[INSTRUCTIONS TO FOLLOW] A single total is needed, the number of lines of this listing that contain the string "icon".

[DATASET ENTRIES]
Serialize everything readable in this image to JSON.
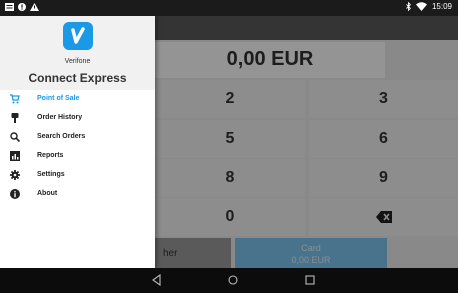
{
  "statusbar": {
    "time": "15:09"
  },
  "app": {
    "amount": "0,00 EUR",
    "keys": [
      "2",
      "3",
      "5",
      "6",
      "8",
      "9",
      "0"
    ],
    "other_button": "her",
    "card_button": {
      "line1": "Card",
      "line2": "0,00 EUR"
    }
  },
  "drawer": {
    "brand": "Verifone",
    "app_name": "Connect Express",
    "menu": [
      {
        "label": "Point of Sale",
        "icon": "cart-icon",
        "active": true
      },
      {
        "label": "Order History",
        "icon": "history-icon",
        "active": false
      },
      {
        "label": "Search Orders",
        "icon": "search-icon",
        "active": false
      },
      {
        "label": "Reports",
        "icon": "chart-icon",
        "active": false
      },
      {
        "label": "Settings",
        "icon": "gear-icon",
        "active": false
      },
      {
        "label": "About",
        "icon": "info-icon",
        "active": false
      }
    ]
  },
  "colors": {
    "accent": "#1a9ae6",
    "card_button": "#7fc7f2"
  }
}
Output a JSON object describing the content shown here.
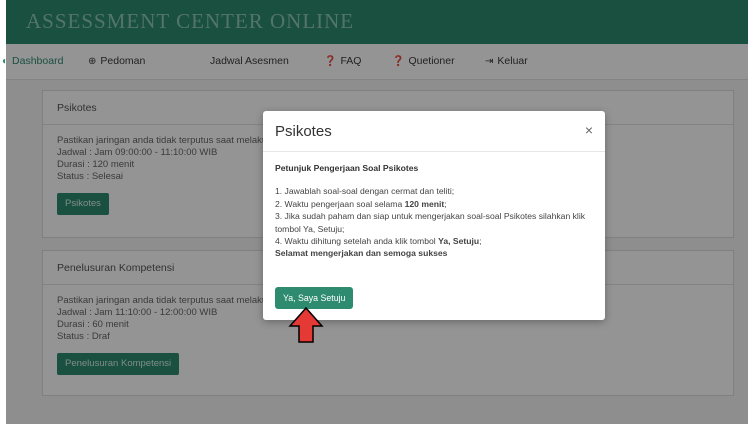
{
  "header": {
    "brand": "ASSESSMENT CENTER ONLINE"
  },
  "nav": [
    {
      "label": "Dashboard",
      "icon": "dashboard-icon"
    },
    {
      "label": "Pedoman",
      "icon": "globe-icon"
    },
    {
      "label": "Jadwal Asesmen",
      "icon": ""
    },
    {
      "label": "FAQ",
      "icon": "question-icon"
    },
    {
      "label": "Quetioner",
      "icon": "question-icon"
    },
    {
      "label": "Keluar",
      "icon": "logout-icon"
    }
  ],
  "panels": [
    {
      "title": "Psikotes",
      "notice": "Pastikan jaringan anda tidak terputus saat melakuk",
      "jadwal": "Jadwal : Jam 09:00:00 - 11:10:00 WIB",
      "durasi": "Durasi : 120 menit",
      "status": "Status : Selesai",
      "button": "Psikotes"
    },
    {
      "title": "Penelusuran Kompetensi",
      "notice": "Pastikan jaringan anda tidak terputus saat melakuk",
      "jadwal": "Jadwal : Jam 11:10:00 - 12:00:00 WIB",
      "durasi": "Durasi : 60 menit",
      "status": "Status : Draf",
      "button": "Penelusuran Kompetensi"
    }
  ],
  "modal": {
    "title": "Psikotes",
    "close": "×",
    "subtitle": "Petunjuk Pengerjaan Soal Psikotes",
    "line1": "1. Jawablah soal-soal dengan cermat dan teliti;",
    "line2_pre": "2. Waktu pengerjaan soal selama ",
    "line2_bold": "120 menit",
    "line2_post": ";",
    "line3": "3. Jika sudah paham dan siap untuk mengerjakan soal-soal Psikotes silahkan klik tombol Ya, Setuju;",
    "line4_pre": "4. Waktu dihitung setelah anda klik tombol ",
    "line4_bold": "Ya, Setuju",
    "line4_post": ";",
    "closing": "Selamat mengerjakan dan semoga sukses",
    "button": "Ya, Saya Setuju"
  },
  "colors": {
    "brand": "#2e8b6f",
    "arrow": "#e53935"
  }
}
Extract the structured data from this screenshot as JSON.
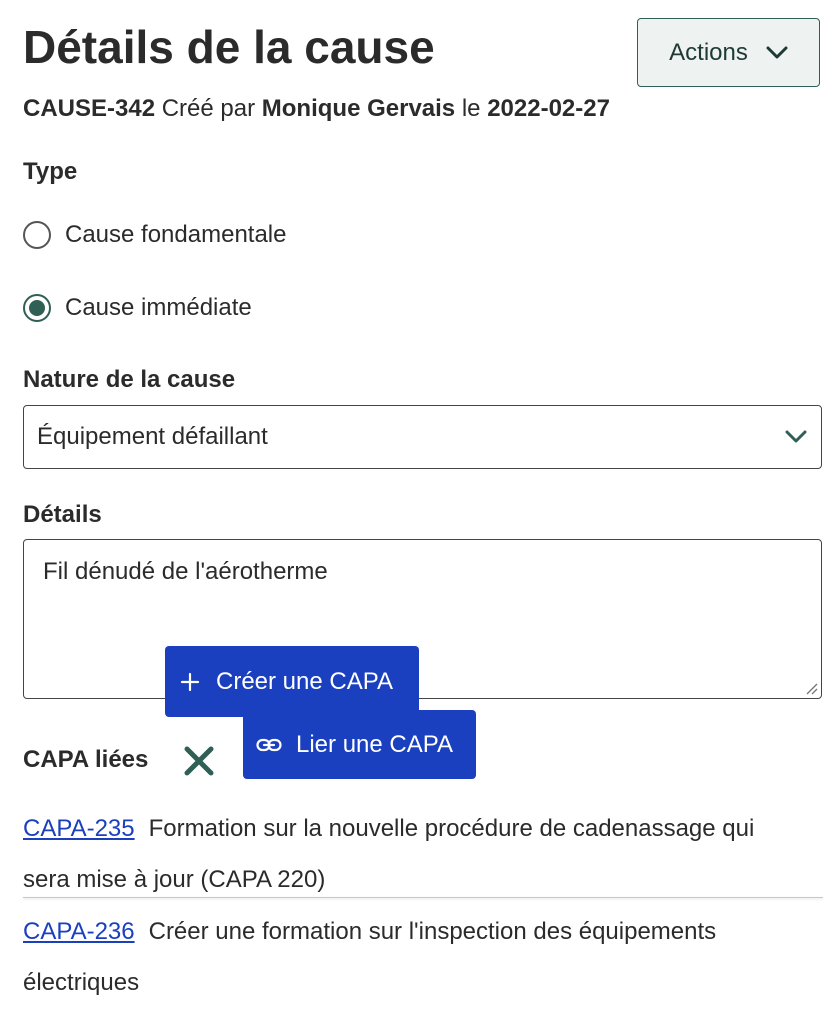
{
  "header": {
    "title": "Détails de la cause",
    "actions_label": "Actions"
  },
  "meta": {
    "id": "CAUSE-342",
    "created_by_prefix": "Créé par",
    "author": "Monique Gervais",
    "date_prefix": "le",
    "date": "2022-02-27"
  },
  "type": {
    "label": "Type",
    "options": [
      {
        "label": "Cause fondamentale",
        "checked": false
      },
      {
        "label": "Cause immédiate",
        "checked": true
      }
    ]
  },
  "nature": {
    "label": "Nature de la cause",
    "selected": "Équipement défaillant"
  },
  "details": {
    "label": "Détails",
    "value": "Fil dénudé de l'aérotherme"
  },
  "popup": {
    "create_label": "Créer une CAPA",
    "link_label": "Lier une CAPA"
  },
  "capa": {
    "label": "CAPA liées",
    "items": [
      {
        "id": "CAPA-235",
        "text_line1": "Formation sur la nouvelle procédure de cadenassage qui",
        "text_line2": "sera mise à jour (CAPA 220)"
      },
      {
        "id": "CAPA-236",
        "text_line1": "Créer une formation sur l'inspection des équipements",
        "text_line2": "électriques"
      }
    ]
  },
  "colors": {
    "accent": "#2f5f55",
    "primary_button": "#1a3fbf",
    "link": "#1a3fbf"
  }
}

[ANSWER SPACE] 12